*** Data ***
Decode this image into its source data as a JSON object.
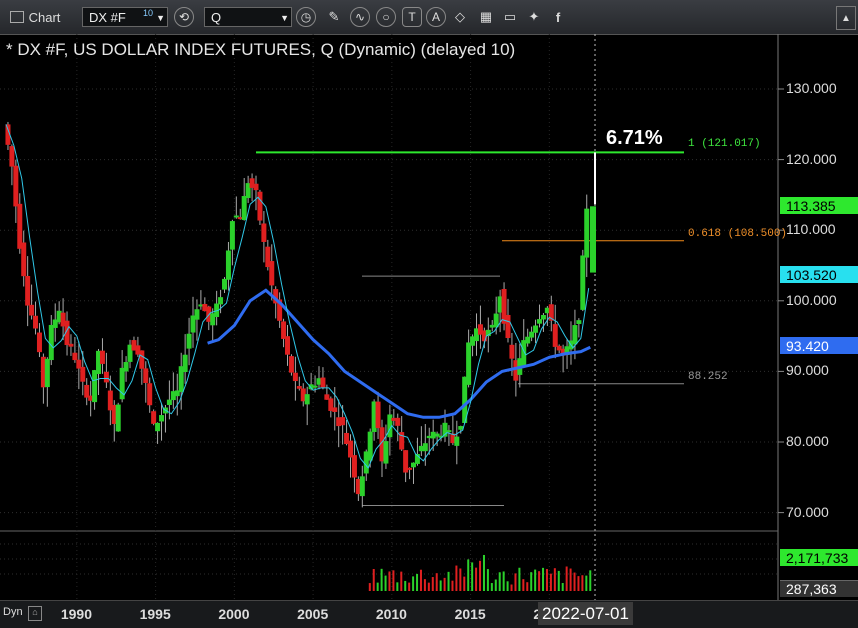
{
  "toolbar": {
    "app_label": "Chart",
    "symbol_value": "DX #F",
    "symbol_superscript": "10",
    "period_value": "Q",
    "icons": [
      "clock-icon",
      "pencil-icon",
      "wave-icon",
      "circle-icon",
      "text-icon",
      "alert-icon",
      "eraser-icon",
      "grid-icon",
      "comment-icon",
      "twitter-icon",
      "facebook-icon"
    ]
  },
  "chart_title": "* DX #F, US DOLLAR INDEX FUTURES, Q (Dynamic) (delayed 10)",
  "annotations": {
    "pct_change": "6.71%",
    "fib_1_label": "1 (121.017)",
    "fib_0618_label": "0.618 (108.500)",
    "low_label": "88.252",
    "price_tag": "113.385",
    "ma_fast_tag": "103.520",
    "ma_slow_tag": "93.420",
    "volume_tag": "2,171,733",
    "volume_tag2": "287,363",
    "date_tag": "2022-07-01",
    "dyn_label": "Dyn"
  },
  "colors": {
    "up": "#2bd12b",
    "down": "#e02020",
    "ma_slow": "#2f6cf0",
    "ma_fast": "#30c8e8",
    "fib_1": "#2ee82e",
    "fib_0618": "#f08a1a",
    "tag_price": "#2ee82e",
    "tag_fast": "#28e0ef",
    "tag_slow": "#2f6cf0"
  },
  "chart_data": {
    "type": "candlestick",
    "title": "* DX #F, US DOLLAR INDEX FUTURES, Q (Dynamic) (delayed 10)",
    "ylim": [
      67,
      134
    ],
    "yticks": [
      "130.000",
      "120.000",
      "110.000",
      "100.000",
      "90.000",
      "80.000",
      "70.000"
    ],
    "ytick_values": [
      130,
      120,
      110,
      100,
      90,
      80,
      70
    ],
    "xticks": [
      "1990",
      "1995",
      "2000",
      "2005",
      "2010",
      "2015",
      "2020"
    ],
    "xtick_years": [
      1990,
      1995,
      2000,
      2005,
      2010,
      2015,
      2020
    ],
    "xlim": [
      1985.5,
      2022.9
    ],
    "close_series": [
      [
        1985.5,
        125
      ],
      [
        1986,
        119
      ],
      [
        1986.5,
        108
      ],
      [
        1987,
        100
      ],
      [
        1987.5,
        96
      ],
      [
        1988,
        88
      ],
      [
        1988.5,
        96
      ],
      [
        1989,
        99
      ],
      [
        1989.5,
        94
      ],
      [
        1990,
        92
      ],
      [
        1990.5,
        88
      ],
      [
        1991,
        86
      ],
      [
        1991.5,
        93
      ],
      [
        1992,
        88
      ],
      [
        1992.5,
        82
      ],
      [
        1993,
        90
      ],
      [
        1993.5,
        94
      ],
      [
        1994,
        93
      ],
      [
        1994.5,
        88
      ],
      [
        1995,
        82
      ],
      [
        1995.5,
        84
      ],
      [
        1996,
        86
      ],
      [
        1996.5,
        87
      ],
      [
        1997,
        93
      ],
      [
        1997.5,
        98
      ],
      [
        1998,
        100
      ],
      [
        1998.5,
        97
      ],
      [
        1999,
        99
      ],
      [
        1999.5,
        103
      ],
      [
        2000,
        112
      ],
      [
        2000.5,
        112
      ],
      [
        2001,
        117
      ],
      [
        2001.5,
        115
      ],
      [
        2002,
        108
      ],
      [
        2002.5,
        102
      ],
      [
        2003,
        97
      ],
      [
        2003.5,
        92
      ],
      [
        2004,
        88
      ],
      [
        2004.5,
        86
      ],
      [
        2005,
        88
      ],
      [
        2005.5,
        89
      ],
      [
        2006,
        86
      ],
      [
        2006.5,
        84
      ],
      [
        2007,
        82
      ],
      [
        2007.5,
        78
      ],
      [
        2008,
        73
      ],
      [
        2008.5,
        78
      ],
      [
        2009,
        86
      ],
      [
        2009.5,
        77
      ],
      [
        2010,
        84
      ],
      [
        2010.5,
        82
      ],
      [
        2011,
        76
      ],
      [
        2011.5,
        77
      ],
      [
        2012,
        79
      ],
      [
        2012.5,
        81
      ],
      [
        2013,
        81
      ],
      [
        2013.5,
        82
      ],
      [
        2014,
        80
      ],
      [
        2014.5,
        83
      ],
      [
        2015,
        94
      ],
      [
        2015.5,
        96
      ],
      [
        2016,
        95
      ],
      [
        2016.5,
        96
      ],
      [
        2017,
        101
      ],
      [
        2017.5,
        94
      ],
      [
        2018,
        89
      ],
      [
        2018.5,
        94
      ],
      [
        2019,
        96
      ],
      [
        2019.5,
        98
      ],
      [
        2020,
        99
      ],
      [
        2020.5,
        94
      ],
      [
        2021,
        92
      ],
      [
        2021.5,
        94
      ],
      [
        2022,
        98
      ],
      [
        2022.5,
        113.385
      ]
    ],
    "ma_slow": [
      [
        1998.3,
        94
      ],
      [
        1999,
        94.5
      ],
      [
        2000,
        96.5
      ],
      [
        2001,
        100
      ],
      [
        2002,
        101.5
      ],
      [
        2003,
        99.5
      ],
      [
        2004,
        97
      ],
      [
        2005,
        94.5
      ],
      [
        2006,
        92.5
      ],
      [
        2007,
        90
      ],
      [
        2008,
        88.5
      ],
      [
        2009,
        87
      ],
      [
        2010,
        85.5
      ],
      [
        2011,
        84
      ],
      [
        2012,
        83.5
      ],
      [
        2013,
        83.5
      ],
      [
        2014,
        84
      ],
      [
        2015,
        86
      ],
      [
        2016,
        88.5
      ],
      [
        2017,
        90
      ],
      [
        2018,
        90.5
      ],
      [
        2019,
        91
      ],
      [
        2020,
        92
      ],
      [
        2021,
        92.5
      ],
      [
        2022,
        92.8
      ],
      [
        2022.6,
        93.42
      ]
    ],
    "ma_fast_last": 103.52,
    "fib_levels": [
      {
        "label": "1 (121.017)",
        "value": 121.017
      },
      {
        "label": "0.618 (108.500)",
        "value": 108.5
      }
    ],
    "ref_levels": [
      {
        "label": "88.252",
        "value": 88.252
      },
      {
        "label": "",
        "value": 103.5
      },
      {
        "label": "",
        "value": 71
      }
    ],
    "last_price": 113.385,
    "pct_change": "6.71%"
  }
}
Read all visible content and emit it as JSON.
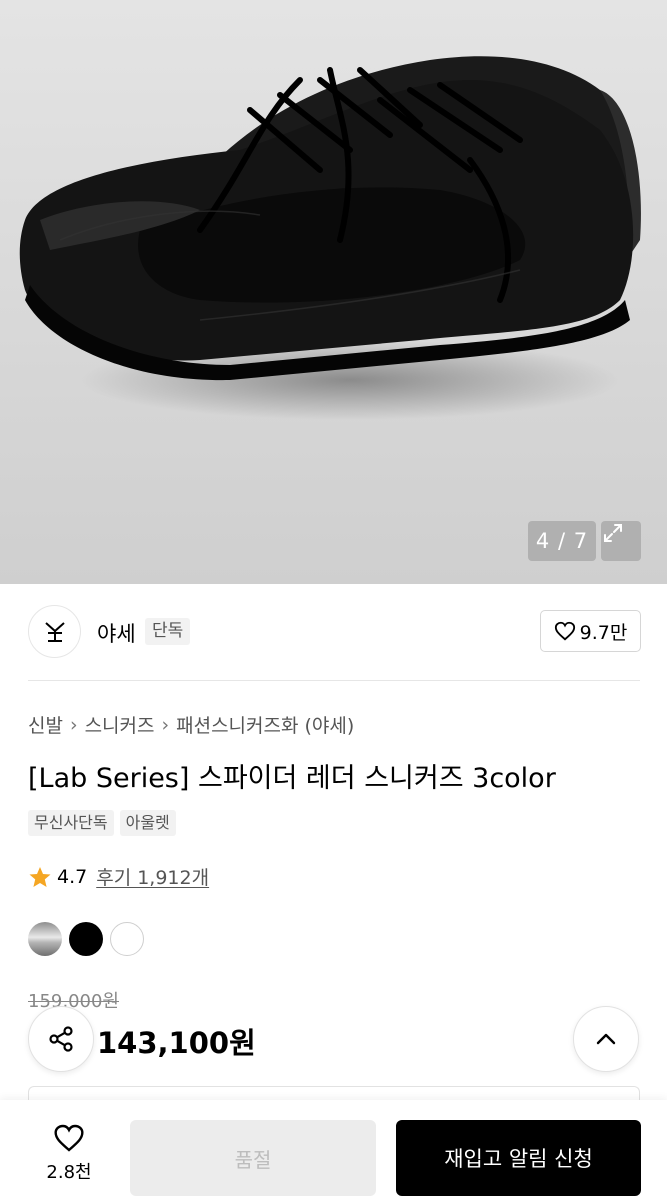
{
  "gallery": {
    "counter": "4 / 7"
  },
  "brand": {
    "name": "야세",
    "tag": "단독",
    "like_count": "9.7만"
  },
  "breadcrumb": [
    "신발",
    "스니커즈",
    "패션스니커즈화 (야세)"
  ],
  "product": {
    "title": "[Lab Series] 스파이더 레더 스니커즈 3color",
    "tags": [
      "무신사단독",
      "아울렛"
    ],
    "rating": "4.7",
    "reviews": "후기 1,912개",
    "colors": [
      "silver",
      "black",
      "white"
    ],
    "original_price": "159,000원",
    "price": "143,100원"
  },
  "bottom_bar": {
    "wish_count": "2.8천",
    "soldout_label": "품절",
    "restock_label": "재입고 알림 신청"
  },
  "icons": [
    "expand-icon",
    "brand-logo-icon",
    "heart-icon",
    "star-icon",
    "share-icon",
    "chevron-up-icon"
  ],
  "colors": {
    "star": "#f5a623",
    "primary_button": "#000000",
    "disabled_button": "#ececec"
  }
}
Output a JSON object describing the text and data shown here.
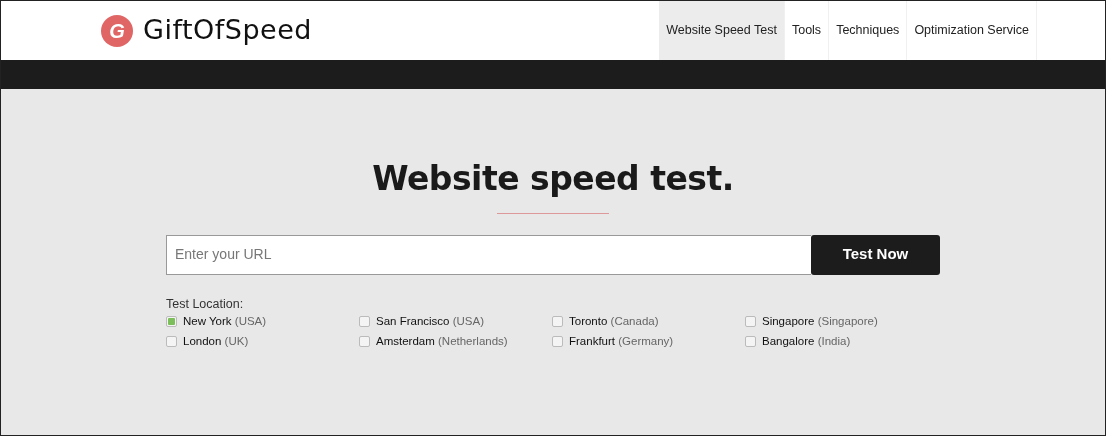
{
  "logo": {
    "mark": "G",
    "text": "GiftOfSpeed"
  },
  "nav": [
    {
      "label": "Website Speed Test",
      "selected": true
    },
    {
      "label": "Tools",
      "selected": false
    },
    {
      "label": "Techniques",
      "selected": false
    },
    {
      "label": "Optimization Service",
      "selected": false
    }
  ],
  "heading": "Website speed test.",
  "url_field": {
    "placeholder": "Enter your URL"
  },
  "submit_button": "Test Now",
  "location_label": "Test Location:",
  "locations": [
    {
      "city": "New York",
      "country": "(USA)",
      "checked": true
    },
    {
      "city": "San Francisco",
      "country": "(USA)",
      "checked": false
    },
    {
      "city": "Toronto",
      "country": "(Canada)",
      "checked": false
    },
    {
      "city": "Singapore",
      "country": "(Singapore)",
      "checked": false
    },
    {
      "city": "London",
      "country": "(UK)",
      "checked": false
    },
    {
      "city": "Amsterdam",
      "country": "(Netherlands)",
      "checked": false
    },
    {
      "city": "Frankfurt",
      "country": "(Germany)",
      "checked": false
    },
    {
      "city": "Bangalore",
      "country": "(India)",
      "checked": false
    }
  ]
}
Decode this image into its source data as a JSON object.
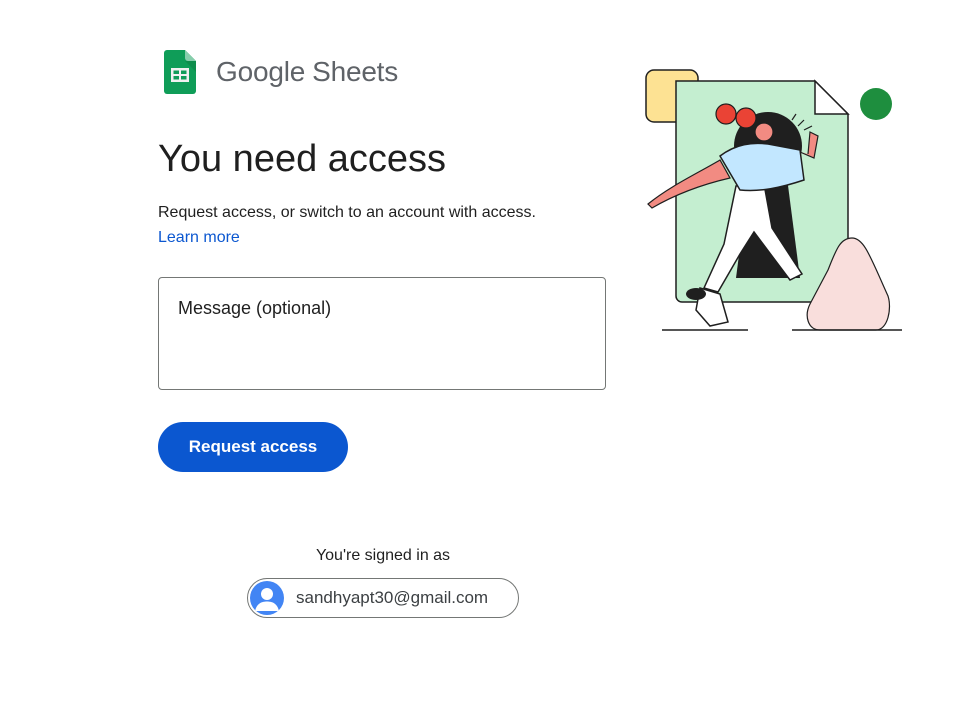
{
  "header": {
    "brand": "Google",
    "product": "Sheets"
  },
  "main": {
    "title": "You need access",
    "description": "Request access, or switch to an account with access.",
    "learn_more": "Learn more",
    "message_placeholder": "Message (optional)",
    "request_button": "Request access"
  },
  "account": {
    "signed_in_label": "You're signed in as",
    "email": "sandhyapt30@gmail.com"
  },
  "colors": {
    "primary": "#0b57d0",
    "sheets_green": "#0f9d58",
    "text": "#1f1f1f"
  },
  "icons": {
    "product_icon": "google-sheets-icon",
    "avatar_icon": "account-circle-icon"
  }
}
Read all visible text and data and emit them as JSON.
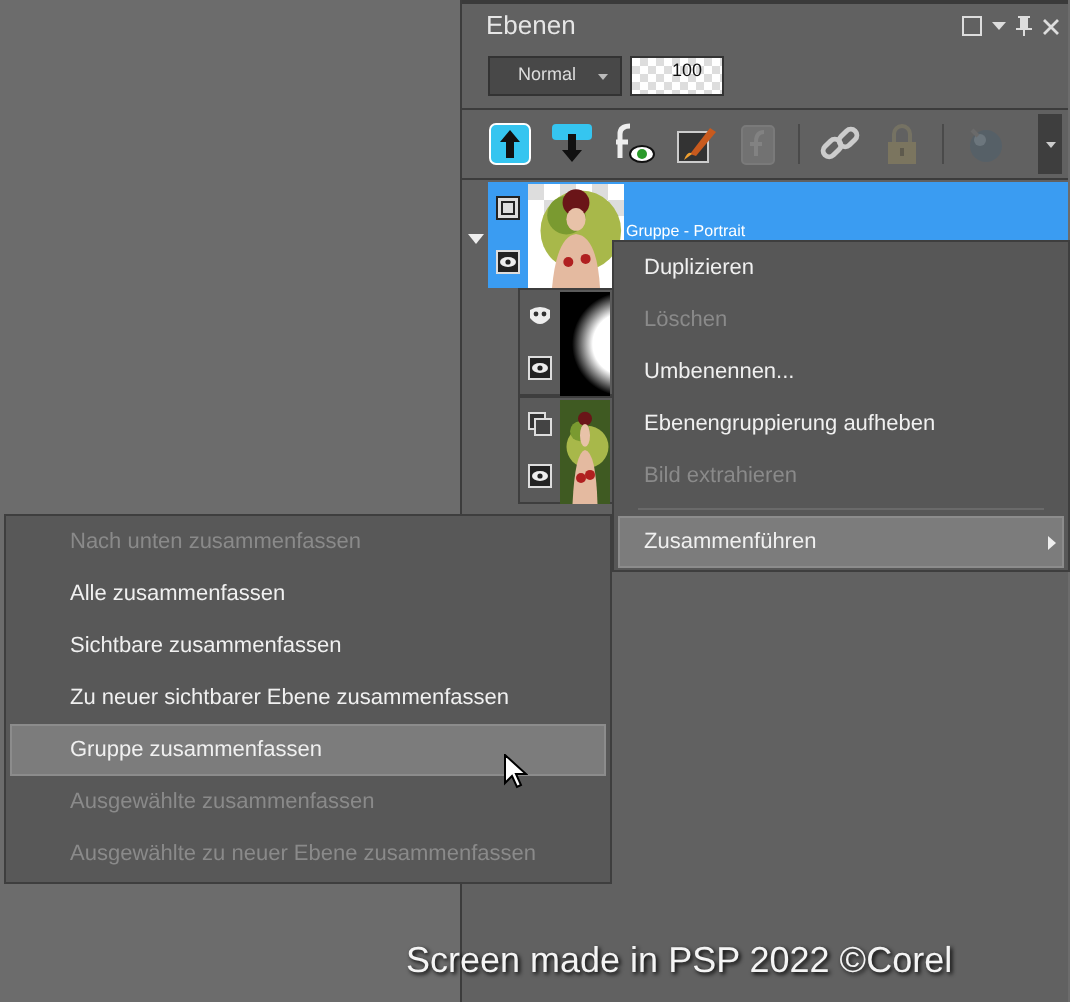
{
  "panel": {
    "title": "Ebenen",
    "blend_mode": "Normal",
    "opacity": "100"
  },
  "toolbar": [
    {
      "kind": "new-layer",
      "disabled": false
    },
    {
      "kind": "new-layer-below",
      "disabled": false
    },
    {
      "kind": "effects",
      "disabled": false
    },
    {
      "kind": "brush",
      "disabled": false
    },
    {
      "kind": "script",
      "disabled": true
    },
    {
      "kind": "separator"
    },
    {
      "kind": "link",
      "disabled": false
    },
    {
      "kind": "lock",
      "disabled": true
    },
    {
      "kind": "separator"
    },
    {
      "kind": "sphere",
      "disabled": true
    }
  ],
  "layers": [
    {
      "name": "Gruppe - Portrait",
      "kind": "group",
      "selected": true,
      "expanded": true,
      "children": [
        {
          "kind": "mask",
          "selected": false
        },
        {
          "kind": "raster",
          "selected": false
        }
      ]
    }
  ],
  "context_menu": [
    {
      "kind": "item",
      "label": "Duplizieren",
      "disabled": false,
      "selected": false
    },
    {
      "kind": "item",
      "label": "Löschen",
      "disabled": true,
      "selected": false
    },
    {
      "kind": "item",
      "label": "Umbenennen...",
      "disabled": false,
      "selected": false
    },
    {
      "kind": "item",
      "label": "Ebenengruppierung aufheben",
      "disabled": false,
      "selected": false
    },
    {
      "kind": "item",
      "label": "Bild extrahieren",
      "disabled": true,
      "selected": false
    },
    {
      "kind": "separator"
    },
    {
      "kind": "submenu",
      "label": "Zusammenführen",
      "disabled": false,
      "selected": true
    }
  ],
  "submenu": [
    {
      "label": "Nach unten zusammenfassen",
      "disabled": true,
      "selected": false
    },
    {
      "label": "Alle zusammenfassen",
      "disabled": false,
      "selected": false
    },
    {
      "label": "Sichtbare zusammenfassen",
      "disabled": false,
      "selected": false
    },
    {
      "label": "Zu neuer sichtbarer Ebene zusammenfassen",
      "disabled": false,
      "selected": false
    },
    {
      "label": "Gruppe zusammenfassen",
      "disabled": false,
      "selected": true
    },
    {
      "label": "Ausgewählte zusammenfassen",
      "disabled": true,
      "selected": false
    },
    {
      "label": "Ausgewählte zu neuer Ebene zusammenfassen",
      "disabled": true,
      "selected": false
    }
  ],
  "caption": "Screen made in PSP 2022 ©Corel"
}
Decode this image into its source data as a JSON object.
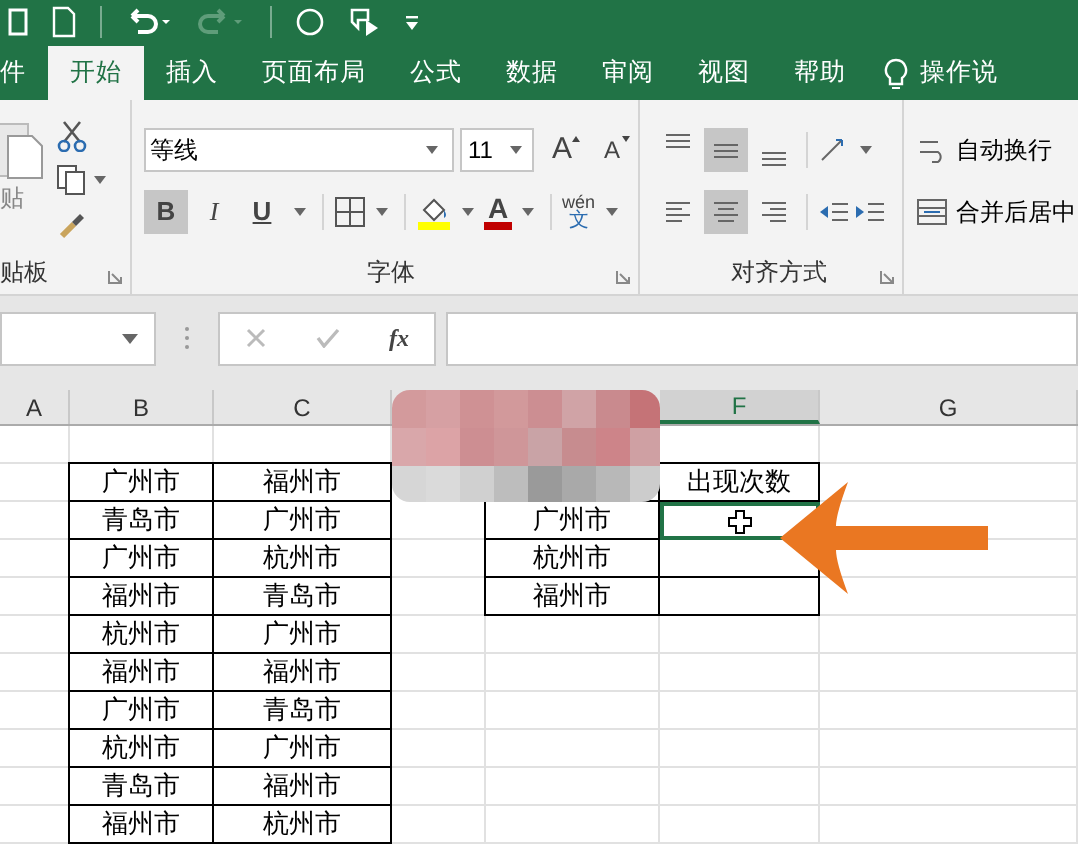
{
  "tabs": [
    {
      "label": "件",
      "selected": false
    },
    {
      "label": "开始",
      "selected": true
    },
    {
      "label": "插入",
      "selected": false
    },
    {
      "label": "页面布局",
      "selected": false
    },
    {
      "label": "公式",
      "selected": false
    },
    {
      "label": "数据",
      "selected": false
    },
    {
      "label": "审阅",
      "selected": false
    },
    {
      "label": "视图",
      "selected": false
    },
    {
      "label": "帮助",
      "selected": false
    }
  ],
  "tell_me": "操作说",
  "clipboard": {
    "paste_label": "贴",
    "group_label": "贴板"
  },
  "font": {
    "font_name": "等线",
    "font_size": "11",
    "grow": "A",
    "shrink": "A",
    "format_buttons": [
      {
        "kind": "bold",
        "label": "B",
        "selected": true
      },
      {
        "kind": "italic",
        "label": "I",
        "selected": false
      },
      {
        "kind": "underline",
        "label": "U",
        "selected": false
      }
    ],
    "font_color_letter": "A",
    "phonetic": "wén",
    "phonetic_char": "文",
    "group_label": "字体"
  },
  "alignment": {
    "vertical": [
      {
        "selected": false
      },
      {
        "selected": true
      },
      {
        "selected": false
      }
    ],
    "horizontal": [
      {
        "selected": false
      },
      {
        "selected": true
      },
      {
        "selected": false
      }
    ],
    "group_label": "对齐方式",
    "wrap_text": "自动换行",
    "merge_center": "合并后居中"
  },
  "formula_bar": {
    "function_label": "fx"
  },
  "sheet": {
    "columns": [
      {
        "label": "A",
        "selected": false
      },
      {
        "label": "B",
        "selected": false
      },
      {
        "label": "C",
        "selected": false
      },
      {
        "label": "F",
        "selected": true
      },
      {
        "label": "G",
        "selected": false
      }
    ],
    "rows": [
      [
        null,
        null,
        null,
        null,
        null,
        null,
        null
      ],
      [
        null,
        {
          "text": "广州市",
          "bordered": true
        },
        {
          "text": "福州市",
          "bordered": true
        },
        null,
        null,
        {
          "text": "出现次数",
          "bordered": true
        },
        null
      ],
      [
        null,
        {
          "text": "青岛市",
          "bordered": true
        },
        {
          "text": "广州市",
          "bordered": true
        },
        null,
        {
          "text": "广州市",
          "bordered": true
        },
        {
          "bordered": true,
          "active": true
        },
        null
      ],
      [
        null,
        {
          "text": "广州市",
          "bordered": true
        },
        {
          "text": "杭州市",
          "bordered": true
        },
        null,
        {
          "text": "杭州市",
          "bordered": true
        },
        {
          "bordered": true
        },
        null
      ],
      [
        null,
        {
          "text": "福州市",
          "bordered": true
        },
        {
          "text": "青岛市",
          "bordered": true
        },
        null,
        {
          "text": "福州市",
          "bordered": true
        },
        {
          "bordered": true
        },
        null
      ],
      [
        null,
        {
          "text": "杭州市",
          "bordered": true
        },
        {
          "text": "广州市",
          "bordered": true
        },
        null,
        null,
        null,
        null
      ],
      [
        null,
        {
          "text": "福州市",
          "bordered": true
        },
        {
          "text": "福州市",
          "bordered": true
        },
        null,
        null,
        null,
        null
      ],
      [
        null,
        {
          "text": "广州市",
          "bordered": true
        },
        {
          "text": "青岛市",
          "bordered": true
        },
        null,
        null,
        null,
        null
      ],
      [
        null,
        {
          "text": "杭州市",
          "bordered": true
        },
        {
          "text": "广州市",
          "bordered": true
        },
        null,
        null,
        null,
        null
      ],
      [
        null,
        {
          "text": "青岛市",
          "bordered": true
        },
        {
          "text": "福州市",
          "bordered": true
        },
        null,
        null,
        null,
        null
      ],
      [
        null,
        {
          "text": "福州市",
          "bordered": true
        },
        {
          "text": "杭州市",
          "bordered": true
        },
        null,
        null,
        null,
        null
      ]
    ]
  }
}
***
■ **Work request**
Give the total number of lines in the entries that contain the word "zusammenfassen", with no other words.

■ **Task solution**
7